> [App and web page records]:
[Start of section]
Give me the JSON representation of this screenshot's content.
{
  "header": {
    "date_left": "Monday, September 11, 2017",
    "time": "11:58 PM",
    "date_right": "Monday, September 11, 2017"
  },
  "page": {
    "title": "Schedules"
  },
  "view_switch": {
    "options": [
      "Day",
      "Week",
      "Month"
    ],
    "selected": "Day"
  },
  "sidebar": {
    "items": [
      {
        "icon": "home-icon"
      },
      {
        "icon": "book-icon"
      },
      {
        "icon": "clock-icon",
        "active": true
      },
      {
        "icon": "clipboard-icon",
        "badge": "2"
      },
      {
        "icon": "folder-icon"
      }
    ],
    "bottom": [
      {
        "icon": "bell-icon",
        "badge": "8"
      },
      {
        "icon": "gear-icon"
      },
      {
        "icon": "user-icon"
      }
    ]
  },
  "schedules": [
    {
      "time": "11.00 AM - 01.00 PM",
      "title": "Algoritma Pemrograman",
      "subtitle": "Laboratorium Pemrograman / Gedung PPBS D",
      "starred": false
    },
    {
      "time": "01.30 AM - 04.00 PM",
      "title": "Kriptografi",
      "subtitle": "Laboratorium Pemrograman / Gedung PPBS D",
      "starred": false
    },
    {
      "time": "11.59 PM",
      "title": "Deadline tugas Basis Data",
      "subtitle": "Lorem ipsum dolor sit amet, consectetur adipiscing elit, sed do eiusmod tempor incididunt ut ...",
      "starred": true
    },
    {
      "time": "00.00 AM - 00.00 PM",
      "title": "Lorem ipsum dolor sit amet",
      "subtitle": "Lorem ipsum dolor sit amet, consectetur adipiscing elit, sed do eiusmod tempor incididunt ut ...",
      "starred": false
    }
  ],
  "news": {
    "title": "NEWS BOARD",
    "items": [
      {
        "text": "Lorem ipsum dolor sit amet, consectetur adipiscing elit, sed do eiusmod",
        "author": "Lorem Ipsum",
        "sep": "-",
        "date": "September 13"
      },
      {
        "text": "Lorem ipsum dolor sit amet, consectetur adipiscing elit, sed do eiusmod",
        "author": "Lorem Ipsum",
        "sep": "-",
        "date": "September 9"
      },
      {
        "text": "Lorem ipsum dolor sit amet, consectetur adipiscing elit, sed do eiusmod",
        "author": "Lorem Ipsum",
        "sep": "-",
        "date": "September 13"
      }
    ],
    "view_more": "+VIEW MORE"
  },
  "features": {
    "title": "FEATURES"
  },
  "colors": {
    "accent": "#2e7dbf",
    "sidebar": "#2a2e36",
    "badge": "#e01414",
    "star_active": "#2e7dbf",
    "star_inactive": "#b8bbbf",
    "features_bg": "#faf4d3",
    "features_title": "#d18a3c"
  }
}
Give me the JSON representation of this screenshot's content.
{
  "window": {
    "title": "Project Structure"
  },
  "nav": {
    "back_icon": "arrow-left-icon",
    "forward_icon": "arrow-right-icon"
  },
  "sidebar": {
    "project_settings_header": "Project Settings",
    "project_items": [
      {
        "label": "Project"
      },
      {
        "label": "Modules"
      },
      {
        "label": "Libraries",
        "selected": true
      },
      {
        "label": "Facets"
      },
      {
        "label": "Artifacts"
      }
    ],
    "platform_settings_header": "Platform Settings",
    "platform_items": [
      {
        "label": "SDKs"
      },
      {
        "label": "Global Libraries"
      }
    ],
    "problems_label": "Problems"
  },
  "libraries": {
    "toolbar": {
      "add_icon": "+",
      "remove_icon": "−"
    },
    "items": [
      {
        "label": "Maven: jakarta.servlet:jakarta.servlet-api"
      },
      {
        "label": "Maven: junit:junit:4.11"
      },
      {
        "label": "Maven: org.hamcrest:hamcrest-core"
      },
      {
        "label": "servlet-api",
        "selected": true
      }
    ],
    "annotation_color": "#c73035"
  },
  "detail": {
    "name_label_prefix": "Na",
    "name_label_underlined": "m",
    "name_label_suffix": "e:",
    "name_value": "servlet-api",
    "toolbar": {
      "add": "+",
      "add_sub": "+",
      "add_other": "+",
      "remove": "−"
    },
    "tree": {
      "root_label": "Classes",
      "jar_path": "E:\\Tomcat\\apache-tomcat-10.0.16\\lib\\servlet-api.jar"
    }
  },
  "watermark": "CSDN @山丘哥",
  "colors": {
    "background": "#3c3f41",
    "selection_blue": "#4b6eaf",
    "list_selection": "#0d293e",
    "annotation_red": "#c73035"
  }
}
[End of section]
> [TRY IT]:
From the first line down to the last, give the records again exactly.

> [SOLUTION TO THIS TASK]:
Give me the JSON representation of this screenshot's content.
{
  "header": {
    "date_left": "Monday, September 11, 2017",
    "time": "11:58 PM",
    "date_right": "Monday, September 11, 2017"
  },
  "page": {
    "title": "Schedules"
  },
  "view_switch": {
    "options": [
      "Day",
      "Week",
      "Month"
    ],
    "selected": "Day"
  },
  "sidebar": {
    "items": [
      {
        "icon": "home-icon"
      },
      {
        "icon": "book-icon"
      },
      {
        "icon": "clock-icon",
        "active": true
      },
      {
        "icon": "clipboard-icon",
        "badge": "2"
      },
      {
        "icon": "folder-icon"
      }
    ],
    "bottom": [
      {
        "icon": "bell-icon",
        "badge": "8"
      },
      {
        "icon": "gear-icon"
      },
      {
        "icon": "user-icon"
      }
    ]
  },
  "schedules": [
    {
      "time": "11.00 AM - 01.00 PM",
      "title": "Algoritma Pemrograman",
      "subtitle": "Laboratorium Pemrograman / Gedung PPBS D",
      "starred": false
    },
    {
      "time": "01.30 AM - 04.00 PM",
      "title": "Kriptografi",
      "subtitle": "Laboratorium Pemrograman / Gedung PPBS D",
      "starred": false
    },
    {
      "time": "11.59 PM",
      "title": "Deadline tugas Basis Data",
      "subtitle": "Lorem ipsum dolor sit amet, consectetur adipiscing elit, sed do eiusmod tempor incididunt ut ...",
      "starred": true
    },
    {
      "time": "00.00 AM - 00.00 PM",
      "title": "Lorem ipsum dolor sit amet",
      "subtitle": "Lorem ipsum dolor sit amet, consectetur adipiscing elit, sed do eiusmod tempor incididunt ut ...",
      "starred": false
    }
  ],
  "news": {
    "title": "NEWS BOARD",
    "items": [
      {
        "text": "Lorem ipsum dolor sit amet, consectetur adipiscing elit, sed do eiusmod",
        "author": "Lorem Ipsum",
        "sep": "-",
        "date": "September 13"
      },
      {
        "text": "Lorem ipsum dolor sit amet, consectetur adipiscing elit, sed do eiusmod",
        "author": "Lorem Ipsum",
        "sep": "-",
        "date": "September 9"
      },
      {
        "text": "Lorem ipsum dolor sit amet, consectetur adipiscing elit, sed do eiusmod",
        "author": "Lorem Ipsum",
        "sep": "-",
        "date": "September 13"
      }
    ],
    "view_more": "+VIEW MORE"
  },
  "features": {
    "title": "FEATURES"
  },
  "colors": {
    "accent": "#2e7dbf",
    "sidebar": "#2a2e36",
    "badge": "#e01414",
    "star_active": "#2e7dbf",
    "star_inactive": "#b8bbbf",
    "features_bg": "#faf4d3",
    "features_title": "#d18a3c"
  }
}
Give me the JSON representation of this screenshot's content.
{
  "window": {
    "title": "Project Structure"
  },
  "nav": {
    "back_icon": "arrow-left-icon",
    "forward_icon": "arrow-right-icon"
  },
  "sidebar": {
    "project_settings_header": "Project Settings",
    "project_items": [
      {
        "label": "Project"
      },
      {
        "label": "Modules"
      },
      {
        "label": "Libraries",
        "selected": true
      },
      {
        "label": "Facets"
      },
      {
        "label": "Artifacts"
      }
    ],
    "platform_settings_header": "Platform Settings",
    "platform_items": [
      {
        "label": "SDKs"
      },
      {
        "label": "Global Libraries"
      }
    ],
    "problems_label": "Problems"
  },
  "libraries": {
    "toolbar": {
      "add_icon": "+",
      "remove_icon": "−"
    },
    "items": [
      {
        "label": "Maven: jakarta.servlet:jakarta.servlet-api"
      },
      {
        "label": "Maven: junit:junit:4.11"
      },
      {
        "label": "Maven: org.hamcrest:hamcrest-core"
      },
      {
        "label": "servlet-api",
        "selected": true
      }
    ],
    "annotation_color": "#c73035"
  },
  "detail": {
    "name_label_prefix": "Na",
    "name_label_underlined": "m",
    "name_label_suffix": "e:",
    "name_value": "servlet-api",
    "toolbar": {
      "add": "+",
      "add_sub": "+",
      "add_other": "+",
      "remove": "−"
    },
    "tree": {
      "root_label": "Classes",
      "jar_path": "E:\\Tomcat\\apache-tomcat-10.0.16\\lib\\servlet-api.jar"
    }
  },
  "watermark": "CSDN @山丘哥",
  "colors": {
    "background": "#3c3f41",
    "selection_blue": "#4b6eaf",
    "list_selection": "#0d293e",
    "annotation_red": "#c73035"
  }
}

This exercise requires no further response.